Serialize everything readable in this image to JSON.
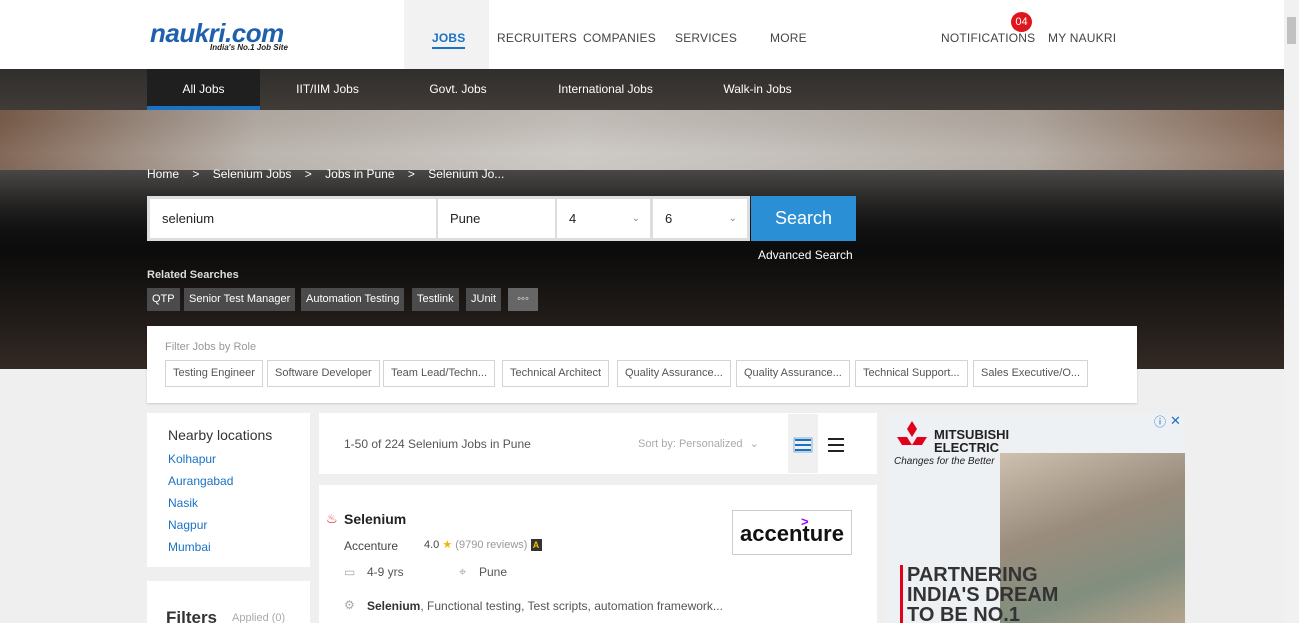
{
  "header": {
    "logo_text": "naukri.com",
    "logo_tagline": "India's No.1 Job Site",
    "nav": [
      "JOBS",
      "RECRUITERS",
      "COMPANIES",
      "SERVICES",
      "MORE"
    ],
    "notifications_label": "NOTIFICATIONS",
    "notifications_count": "04",
    "my_naukri": "MY NAUKRI"
  },
  "subnav": [
    "All Jobs",
    "IIT/IIM Jobs",
    "Govt. Jobs",
    "International Jobs",
    "Walk-in Jobs"
  ],
  "breadcrumb": [
    "Home",
    ">",
    "Selenium Jobs",
    ">",
    "Jobs in Pune",
    ">",
    "Selenium Jo..."
  ],
  "search": {
    "keyword": "selenium",
    "location": "Pune",
    "exp_min": "4",
    "exp_max": "6",
    "button": "Search",
    "advanced": "Advanced Search"
  },
  "related": {
    "label": "Related Searches",
    "chips": [
      "QTP",
      "Senior Test Manager",
      "Automation Testing",
      "Testlink",
      "JUnit",
      "◦◦◦"
    ]
  },
  "roles": {
    "label": "Filter Jobs by Role",
    "chips": [
      "Testing Engineer",
      "Software Developer",
      "Team Lead/Techn...",
      "Technical Architect",
      "Quality Assurance...",
      "Quality Assurance...",
      "Technical Support...",
      "Sales Executive/O..."
    ]
  },
  "nearby": {
    "title": "Nearby locations",
    "items": [
      "Kolhapur",
      "Aurangabad",
      "Nasik",
      "Nagpur",
      "Mumbai"
    ]
  },
  "filters": {
    "title": "Filters",
    "applied": "Applied (0)"
  },
  "results": {
    "count": "1-50 of 224 Selenium Jobs in Pune",
    "sort": "Sort by: Personalized"
  },
  "job": {
    "title": "Selenium",
    "company": "Accenture",
    "rating": "4.0",
    "reviews": "(9790 reviews)",
    "badge": "A",
    "experience": "4-9 yrs",
    "location": "Pune",
    "skills_bold": "Selenium",
    "skills_rest": ", Functional testing, Test scripts, automation framework...",
    "logo_text": "accenture"
  },
  "ad": {
    "brand_line1": "MITSUBISHI",
    "brand_line2": "ELECTRIC",
    "tagline": "Changes for the Better",
    "headline_line1": "PARTNERING",
    "headline_line2": "INDIA'S DREAM",
    "headline_line3": "TO BE NO.1"
  },
  "colors": {
    "accent": "#1a72c4",
    "search_button": "#2b8fd6",
    "badge": "#e0161f"
  }
}
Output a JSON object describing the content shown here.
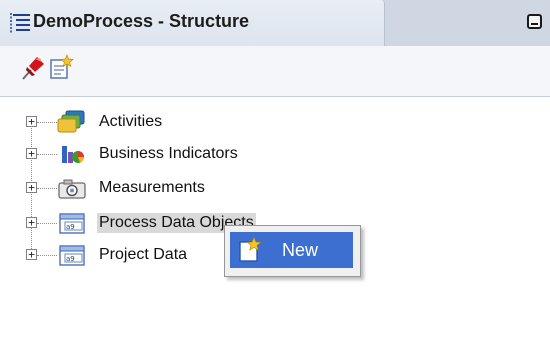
{
  "window": {
    "title": "DemoProcess - Structure"
  },
  "toolbar": {
    "buttons": [
      {
        "name": "pin",
        "icon": "pin-icon"
      },
      {
        "name": "new-note",
        "icon": "note-new-icon"
      }
    ]
  },
  "tree": {
    "items": [
      {
        "label": "Activities",
        "icon": "activities-icon",
        "expander": "+"
      },
      {
        "label": "Business Indicators",
        "icon": "business-indicators-icon",
        "expander": "+"
      },
      {
        "label": "Measurements",
        "icon": "camera-icon",
        "expander": "+"
      },
      {
        "label": "Process Data Objects",
        "icon": "data-object-icon",
        "expander": "+",
        "selected": true
      },
      {
        "label": "Project Data",
        "icon": "data-object-icon",
        "expander": "+"
      }
    ]
  },
  "context_menu": {
    "items": [
      {
        "label": "New",
        "icon": "new-icon",
        "highlighted": true
      }
    ]
  },
  "colors": {
    "highlight": "#3c6fd0",
    "selection": "#d9d9d9",
    "titlebar": "#dde4ee"
  }
}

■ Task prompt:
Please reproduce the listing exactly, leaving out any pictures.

■ The completed task:
Serialize everything readable in this image to JSON.
{
  "header": {
    "logo_text": "naukri.com",
    "logo_tagline": "India's No.1 Job Site",
    "nav": [
      "JOBS",
      "RECRUITERS",
      "COMPANIES",
      "SERVICES",
      "MORE"
    ],
    "notifications_label": "NOTIFICATIONS",
    "notifications_count": "04",
    "my_naukri": "MY NAUKRI"
  },
  "subnav": [
    "All Jobs",
    "IIT/IIM Jobs",
    "Govt. Jobs",
    "International Jobs",
    "Walk-in Jobs"
  ],
  "breadcrumb": [
    "Home",
    ">",
    "Selenium Jobs",
    ">",
    "Jobs in Pune",
    ">",
    "Selenium Jo..."
  ],
  "search": {
    "keyword": "selenium",
    "location": "Pune",
    "exp_min": "4",
    "exp_max": "6",
    "button": "Search",
    "advanced": "Advanced Search"
  },
  "related": {
    "label": "Related Searches",
    "chips": [
      "QTP",
      "Senior Test Manager",
      "Automation Testing",
      "Testlink",
      "JUnit",
      "◦◦◦"
    ]
  },
  "roles": {
    "label": "Filter Jobs by Role",
    "chips": [
      "Testing Engineer",
      "Software Developer",
      "Team Lead/Techn...",
      "Technical Architect",
      "Quality Assurance...",
      "Quality Assurance...",
      "Technical Support...",
      "Sales Executive/O..."
    ]
  },
  "nearby": {
    "title": "Nearby locations",
    "items": [
      "Kolhapur",
      "Aurangabad",
      "Nasik",
      "Nagpur",
      "Mumbai"
    ]
  },
  "filters": {
    "title": "Filters",
    "applied": "Applied (0)"
  },
  "results": {
    "count": "1-50 of 224 Selenium Jobs in Pune",
    "sort": "Sort by: Personalized"
  },
  "job": {
    "title": "Selenium",
    "company": "Accenture",
    "rating": "4.0",
    "reviews": "(9790 reviews)",
    "badge": "A",
    "experience": "4-9 yrs",
    "location": "Pune",
    "skills_bold": "Selenium",
    "skills_rest": ", Functional testing, Test scripts, automation framework...",
    "logo_text": "accenture"
  },
  "ad": {
    "brand_line1": "MITSUBISHI",
    "brand_line2": "ELECTRIC",
    "tagline": "Changes for the Better",
    "headline_line1": "PARTNERING",
    "headline_line2": "INDIA'S DREAM",
    "headline_line3": "TO BE NO.1"
  },
  "colors": {
    "accent": "#1a72c4",
    "search_button": "#2b8fd6",
    "badge": "#e0161f"
  }
}
Output a JSON object describing the content shown here.
{
  "window": {
    "title": "DemoProcess - Structure"
  },
  "toolbar": {
    "buttons": [
      {
        "name": "pin",
        "icon": "pin-icon"
      },
      {
        "name": "new-note",
        "icon": "note-new-icon"
      }
    ]
  },
  "tree": {
    "items": [
      {
        "label": "Activities",
        "icon": "activities-icon",
        "expander": "+"
      },
      {
        "label": "Business Indicators",
        "icon": "business-indicators-icon",
        "expander": "+"
      },
      {
        "label": "Measurements",
        "icon": "camera-icon",
        "expander": "+"
      },
      {
        "label": "Process Data Objects",
        "icon": "data-object-icon",
        "expander": "+",
        "selected": true
      },
      {
        "label": "Project Data",
        "icon": "data-object-icon",
        "expander": "+"
      }
    ]
  },
  "context_menu": {
    "items": [
      {
        "label": "New",
        "icon": "new-icon",
        "highlighted": true
      }
    ]
  },
  "colors": {
    "highlight": "#3c6fd0",
    "selection": "#d9d9d9",
    "titlebar": "#dde4ee"
  }
}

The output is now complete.